National Press Club

Chicago’s troubled schools making gains, Mayor Emanuel tells Club

June 20, 2017 | By Larry Feinberg |

Chicago Mayor Rahm Emanuel speaks at National Press Club Headliners Luncheon June 20

Chicago Mayor Rahm Emanuel speaks at National Press Club Headliners Luncheon June 20

Photo/Image: Noel St. John

Chicago Mayor Rahm Emanuel, in a speech at a National Press Club Headliners Luncheon on Tuesday, said his city’s public schools have made substantial gains in the six tumultuous years since he took office. He promised schools would open on time in September despite recent borrowing and a budget impasse between Illinois’ Republican governor and Democratic-controlled state legislature.

Emanuel, who served as White House chief of staff for President Obama, also said he expects Democrats to gain nationwide in the 2018 mid-term elections. But he said he was unsure his party would take back control of the House as it did in 2006 when he headed the House Democratic campaign committee.

His speech and the questions that followed concentrated on education.

Emanuel cited a range of new programs, from expanded full-day kindergarten to tougher graduation requirements. for helping to produce gains in Chicago’s graduation rates and higher scores on state and national tests.

About 75 percent of Chicago students graduated from high school last year, Emanuel said, compared to just 57 percent in 2011, and about two-thirds of graduates enroll in two-year or four-year colleges. He said more than 80 percent of Chicago students are from low-income families.

“By every measure,” he said, “education in Chicago is pointing in the right direction.”

Later, a spokesman for the Chicago Teachers Union, with which Emanuel has clashed repeatedly, criticized the mayor for “making a speech in Washington when many schools are literally struggling to get toilet paper and he doesn’t have a solution to the violence that is plaguing our students.”

Stacy Davis Gates, the union’s political and legislative director, noted that two students were shot on Chicago school property earlier this month and said, “all [Emanuel] can offer is sympathy not leadership.”

But Elaine Allensworth, director of the University of Chicago Consortium for School Research, said recent improvements in Chicago public schools “are real even though a lot of people don’t want to believe it. They’re so focused on the problems and the scandals.”

Last month Chicago schools borrowed $275 million at a high interest rate, 6.39 percent, to meet payroll and pension costs through June 30. The budget for the fiscal year that starts July 1 is still uncertain because of disagreements on state aid and taxes between Republican Governor Bruce Rauner and the state legislature.
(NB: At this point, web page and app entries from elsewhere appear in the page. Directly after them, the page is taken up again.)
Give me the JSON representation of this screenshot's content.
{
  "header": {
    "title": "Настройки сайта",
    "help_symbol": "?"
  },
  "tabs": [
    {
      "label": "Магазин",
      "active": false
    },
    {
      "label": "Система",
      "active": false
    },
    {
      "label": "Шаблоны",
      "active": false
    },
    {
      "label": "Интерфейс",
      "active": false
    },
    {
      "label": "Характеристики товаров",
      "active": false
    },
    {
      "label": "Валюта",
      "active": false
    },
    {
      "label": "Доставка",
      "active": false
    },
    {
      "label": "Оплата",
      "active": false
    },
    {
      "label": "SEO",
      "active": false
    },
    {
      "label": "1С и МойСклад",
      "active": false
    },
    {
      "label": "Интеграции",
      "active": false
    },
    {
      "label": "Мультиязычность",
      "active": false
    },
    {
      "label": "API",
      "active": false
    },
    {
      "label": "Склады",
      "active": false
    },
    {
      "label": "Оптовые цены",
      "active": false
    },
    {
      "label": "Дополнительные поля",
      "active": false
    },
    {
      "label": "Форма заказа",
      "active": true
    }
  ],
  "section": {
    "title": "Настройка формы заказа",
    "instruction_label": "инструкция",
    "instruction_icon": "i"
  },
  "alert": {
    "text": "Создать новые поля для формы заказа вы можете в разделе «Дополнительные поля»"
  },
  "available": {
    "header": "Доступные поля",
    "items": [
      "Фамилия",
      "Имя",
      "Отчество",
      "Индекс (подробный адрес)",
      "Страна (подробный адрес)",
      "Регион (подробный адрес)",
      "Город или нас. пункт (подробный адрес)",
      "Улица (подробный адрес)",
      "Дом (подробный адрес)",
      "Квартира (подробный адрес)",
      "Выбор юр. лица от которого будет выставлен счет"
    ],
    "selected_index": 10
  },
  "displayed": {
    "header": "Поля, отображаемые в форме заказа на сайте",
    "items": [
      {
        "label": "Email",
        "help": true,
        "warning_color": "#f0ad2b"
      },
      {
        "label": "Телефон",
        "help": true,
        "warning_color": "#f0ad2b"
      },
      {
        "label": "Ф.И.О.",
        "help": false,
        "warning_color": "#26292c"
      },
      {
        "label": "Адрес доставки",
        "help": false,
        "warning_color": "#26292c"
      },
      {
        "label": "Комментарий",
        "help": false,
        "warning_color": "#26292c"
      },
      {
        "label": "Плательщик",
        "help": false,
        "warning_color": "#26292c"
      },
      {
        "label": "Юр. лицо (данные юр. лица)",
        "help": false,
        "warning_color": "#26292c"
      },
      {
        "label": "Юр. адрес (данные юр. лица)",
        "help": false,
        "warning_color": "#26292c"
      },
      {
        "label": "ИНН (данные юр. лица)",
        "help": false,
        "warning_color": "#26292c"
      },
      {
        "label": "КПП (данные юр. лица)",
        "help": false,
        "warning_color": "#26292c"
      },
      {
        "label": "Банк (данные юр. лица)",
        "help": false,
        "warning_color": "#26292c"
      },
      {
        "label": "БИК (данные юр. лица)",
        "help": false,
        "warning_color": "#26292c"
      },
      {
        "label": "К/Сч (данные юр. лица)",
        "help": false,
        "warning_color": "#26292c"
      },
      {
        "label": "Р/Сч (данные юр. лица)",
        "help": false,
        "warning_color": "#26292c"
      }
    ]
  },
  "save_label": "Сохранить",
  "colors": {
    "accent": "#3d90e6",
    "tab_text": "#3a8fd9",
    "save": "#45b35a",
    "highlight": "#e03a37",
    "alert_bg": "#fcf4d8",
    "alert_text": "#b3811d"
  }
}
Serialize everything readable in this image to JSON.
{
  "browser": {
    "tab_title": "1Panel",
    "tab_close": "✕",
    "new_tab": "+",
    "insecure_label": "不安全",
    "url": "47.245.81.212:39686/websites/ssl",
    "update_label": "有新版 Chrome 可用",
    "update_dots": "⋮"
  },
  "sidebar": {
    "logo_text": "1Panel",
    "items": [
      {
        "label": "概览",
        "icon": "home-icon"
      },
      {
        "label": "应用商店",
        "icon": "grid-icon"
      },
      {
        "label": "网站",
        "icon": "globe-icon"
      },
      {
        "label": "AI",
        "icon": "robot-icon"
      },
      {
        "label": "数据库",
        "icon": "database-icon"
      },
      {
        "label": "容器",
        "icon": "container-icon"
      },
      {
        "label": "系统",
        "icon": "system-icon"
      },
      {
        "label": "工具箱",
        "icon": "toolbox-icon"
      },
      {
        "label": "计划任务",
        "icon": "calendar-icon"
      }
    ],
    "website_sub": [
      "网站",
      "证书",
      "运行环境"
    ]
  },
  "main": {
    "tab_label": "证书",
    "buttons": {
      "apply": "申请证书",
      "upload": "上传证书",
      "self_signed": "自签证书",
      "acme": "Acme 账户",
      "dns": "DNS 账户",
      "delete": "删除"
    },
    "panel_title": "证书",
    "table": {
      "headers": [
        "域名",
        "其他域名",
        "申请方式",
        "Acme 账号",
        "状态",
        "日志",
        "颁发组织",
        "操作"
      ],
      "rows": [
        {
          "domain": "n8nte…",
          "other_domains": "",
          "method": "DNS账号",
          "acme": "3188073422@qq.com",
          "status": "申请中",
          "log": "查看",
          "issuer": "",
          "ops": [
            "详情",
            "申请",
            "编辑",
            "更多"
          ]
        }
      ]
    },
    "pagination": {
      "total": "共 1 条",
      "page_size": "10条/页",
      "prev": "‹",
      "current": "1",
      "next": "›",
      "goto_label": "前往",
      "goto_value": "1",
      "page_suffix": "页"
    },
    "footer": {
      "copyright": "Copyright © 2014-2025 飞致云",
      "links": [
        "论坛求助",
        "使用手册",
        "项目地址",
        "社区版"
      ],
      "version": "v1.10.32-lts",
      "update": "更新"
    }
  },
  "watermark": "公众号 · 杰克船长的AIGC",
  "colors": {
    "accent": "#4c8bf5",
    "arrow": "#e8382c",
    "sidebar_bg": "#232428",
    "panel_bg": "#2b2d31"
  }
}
Emanuel, a Democrat, blamed Rauner for not submitting his own budget plan. But he repeated his vow, first made last month, that Chicago schools will open on time in the fall. Emanuel did not spell out what steps he might take if state aid was curtailed but he declared, “We will meet our responsibility. It is time for the state to do the same.”

He said the Chicago schools, which the mayor controls, would move ahead with plans to require all students to submit concrete plans for education or work in order to graduate from high school. The requirement will take effect in 2020.

In response to a question, Emanuel repeated an earlier statement that he will run for a third term in 2019. Even though his time in office has been marked by a lengthy teachers strike, bitter controversy over school closings, an increase in crime and police shootings, he said Chicago has made strong economic gains and improved social services.

Emanuel said no job he ever held “has been more intellectually or emotionally rewarding” but added, “It’s also been challenging.”

Emanuel said the Democrats’ prospects in the 2018 elections depend on legislative district maps, voting rights and money. He noted that the party was about 1,000 seats behind in state legislatures where it had been in 2006, and said it faces a long-term effort at rebuilding.